Coral and juvenile rockfish from Delta submersible.

Coral and juvenile rockfish from Delta submersible.

Benthic Habitat Studies

We study the Alaska seafloor to identify essential fish habitat, determine the effects of fishing on benthic habitat, improve stock assessments, and understand basic ecological processes and life histories of benthic organisms. Seafloor habitat mapping is increasingly being integrated with these long-term objectives. We use research vessels to collect high resolution bathymetry and backscatter data using multibeam sonar in several areas in the Gulf of Alaska  and Aleutian Islands. We identify key fish and crab habitat and also collect valuable information on fish abundance in these areas that helps inform our estimates of total population (fish stock assessments).

In some areas, especially in the Gulf of Alaska and Aleutian Islands, an unknown proportion of the survey area is untrawlable. Since the average density of a particular fish species may differ between trawlable and untrawlable grounds, absolute abundance estimates derived from trawl surveys may be biased. Habitat mapping can help in the computation of the proportion of trawlable ground, which will aid in the calculation of unbiased abundance estimates.

Rockfish Habitat Use Studies
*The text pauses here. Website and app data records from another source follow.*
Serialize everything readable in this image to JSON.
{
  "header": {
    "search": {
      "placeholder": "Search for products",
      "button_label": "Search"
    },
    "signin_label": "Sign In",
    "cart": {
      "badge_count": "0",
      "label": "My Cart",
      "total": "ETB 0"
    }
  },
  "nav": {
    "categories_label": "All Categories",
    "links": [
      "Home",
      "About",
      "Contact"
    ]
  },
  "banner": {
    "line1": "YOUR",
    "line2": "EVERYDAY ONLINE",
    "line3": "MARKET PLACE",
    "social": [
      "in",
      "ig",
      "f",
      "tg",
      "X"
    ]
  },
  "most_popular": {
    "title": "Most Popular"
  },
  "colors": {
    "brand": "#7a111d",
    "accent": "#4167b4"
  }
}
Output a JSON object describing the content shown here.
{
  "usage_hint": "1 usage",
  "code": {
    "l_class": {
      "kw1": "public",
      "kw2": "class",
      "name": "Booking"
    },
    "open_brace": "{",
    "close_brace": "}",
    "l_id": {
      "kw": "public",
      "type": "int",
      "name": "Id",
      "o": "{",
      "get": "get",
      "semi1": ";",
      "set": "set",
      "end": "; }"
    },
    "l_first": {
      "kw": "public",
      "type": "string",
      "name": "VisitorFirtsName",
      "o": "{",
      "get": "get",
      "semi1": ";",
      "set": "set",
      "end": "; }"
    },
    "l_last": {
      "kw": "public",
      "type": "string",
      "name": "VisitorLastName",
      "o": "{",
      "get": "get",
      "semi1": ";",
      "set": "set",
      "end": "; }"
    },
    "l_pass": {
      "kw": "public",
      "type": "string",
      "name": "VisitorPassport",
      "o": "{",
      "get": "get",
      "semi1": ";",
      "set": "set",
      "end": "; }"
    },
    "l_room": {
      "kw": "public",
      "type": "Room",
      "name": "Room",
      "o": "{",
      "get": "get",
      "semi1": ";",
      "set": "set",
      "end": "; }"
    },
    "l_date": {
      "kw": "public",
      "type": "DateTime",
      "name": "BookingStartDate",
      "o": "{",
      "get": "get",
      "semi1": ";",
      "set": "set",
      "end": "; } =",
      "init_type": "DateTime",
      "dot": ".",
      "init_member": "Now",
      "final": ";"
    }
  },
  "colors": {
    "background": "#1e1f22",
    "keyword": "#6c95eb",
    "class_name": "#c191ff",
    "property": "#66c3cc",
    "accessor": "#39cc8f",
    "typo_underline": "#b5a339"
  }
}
We conduct research at our Little Port Walter Marine Station to identify patterns of habitat use among juvenile rockfish. We evaluate the relative productivity of various benthic habitats, including habitats susceptible to disturbance from fishing gear, such as corals and sponges. We also want to assess the strength of association between juvenile rockfish and specific benthic habitat features. These assessments will aid in establishing priorities for protecting Essential Fish Habitat (EFH) for these demersal fish.

Habitat utilization patterns have been identified for young-of-the-year and age-1 quillback rockfish and work is proceeding with several species of slope rockfish. Quillback rockfish were captured in nearshore environments primarily with beach seines. Slope rockfish were captured up to 60 nautical miles offshore near the surface with an aquarium codend, a device that attaches to a surface trawl and directs fish and invertebrates into a calm water-filled chamber.